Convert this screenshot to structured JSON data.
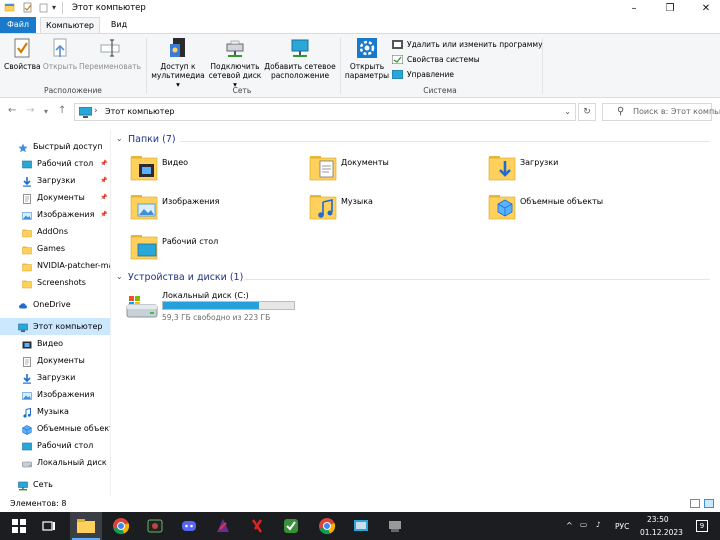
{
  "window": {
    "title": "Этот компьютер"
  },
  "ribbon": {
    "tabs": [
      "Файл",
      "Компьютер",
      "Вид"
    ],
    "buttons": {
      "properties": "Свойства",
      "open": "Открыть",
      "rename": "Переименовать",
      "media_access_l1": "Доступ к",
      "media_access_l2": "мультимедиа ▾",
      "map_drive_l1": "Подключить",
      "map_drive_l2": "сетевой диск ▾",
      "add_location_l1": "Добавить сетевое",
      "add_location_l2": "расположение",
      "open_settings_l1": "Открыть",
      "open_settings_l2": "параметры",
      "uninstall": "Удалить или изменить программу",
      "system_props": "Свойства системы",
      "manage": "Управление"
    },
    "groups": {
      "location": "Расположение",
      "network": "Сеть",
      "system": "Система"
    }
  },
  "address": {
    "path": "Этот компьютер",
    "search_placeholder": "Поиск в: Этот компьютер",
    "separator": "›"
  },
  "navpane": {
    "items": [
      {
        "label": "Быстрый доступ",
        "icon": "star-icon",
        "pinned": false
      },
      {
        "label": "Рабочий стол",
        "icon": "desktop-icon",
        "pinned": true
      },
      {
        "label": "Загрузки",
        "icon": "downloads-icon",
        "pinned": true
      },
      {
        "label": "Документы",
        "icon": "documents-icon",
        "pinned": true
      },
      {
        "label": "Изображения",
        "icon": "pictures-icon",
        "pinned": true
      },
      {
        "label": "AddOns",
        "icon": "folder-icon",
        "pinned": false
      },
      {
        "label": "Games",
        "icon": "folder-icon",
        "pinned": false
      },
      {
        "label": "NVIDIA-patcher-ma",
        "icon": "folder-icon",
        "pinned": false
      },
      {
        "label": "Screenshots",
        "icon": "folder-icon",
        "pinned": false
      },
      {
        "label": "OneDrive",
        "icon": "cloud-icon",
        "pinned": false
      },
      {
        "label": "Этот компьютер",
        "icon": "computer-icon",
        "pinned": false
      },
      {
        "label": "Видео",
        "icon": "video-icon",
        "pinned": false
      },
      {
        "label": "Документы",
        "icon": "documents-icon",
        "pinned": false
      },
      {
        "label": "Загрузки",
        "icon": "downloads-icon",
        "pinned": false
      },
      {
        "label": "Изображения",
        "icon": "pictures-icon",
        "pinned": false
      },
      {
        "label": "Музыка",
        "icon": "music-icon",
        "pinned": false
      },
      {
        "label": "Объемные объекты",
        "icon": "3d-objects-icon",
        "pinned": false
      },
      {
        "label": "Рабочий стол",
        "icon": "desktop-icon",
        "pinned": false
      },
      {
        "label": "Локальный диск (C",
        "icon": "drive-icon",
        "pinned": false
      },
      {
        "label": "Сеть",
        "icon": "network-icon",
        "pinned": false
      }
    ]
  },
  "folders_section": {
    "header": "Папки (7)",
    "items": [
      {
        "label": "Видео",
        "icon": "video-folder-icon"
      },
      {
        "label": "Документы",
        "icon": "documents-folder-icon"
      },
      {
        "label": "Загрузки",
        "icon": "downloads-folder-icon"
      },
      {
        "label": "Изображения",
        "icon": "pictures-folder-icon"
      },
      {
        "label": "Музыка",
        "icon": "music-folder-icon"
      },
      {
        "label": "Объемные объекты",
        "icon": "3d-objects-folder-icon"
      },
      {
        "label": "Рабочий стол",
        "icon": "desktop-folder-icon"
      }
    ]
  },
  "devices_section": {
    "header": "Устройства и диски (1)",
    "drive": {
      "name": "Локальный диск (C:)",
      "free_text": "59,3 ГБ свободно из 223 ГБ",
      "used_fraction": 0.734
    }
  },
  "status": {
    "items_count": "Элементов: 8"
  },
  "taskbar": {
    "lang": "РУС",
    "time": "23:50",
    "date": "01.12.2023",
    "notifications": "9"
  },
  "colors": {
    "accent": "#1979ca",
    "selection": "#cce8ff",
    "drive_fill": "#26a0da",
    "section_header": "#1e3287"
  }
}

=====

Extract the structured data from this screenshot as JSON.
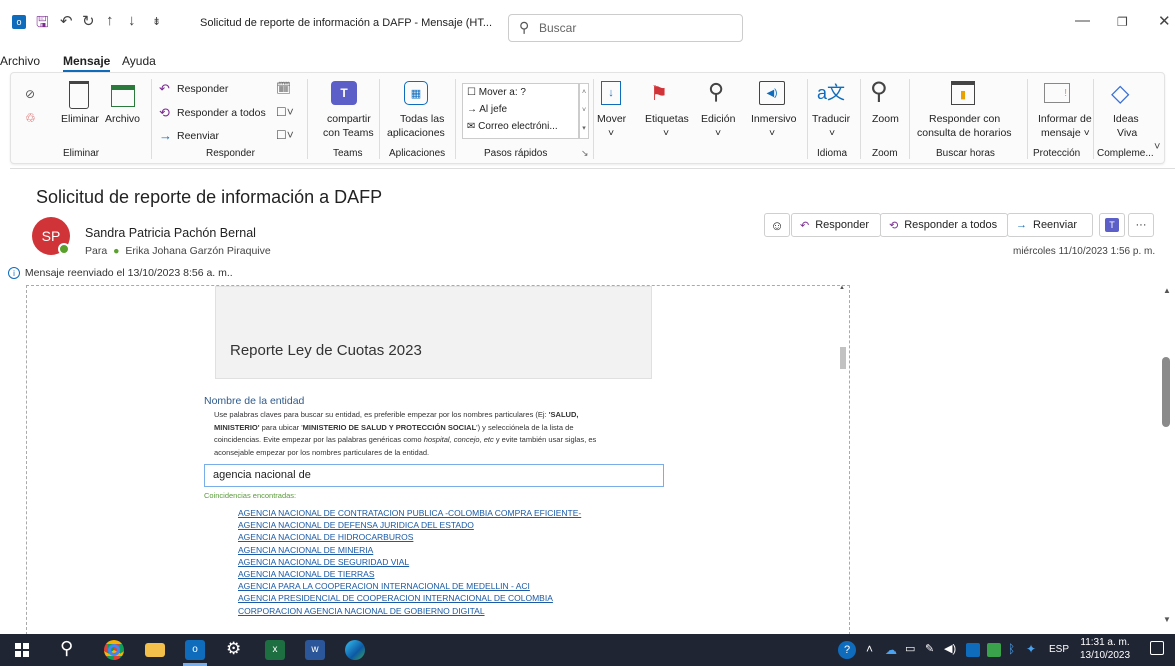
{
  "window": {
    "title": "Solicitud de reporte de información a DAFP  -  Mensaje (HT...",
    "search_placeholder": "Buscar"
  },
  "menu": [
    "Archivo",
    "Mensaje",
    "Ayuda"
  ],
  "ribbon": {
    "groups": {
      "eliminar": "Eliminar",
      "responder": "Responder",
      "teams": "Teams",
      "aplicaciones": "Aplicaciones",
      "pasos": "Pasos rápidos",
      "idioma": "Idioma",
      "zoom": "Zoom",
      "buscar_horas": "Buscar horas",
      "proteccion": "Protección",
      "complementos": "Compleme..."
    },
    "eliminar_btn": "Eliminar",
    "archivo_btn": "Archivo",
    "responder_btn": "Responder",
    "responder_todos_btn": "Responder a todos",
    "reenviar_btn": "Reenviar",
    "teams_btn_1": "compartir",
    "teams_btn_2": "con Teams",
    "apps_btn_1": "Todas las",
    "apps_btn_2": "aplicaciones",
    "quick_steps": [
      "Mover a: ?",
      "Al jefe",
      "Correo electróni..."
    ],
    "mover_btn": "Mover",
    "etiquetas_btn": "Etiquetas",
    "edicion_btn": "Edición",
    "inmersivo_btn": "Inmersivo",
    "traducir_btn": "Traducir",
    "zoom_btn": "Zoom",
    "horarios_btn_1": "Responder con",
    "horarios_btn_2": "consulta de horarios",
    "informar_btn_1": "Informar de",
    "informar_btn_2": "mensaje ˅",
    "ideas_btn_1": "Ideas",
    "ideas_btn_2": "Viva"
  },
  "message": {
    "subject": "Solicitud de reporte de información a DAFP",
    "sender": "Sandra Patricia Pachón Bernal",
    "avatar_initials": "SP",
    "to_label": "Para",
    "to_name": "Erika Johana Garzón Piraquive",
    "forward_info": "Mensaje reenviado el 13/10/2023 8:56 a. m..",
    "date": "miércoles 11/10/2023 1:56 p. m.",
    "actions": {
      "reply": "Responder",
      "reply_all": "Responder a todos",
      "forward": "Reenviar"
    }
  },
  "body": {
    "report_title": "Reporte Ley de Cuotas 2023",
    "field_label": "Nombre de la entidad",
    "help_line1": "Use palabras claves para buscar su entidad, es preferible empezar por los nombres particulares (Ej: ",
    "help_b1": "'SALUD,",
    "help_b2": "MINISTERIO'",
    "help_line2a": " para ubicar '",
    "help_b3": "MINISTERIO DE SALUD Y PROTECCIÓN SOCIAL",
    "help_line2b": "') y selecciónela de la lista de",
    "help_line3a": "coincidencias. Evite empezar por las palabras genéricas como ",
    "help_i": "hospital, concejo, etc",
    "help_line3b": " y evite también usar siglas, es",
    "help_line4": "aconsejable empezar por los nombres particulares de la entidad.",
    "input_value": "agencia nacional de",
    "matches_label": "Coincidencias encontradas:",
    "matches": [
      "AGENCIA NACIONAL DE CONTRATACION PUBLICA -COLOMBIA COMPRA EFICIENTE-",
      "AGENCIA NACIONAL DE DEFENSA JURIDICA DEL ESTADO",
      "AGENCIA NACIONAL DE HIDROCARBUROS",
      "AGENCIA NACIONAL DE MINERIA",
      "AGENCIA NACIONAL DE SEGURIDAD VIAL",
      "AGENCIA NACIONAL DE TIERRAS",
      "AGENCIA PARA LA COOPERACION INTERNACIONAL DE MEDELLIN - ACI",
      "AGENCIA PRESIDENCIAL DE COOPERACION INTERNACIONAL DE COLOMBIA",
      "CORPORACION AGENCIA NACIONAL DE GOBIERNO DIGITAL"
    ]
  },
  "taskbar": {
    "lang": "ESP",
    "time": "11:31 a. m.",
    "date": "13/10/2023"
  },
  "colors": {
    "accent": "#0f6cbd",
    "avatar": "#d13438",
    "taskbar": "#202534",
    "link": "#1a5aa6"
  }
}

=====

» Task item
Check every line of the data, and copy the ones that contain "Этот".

» Task output
    "title": "Этот компьютер"
    "path": "Этот компьютер",
    "search_placeholder": "Поиск в: Этот компьютер",
        "label": "Этот компьютер",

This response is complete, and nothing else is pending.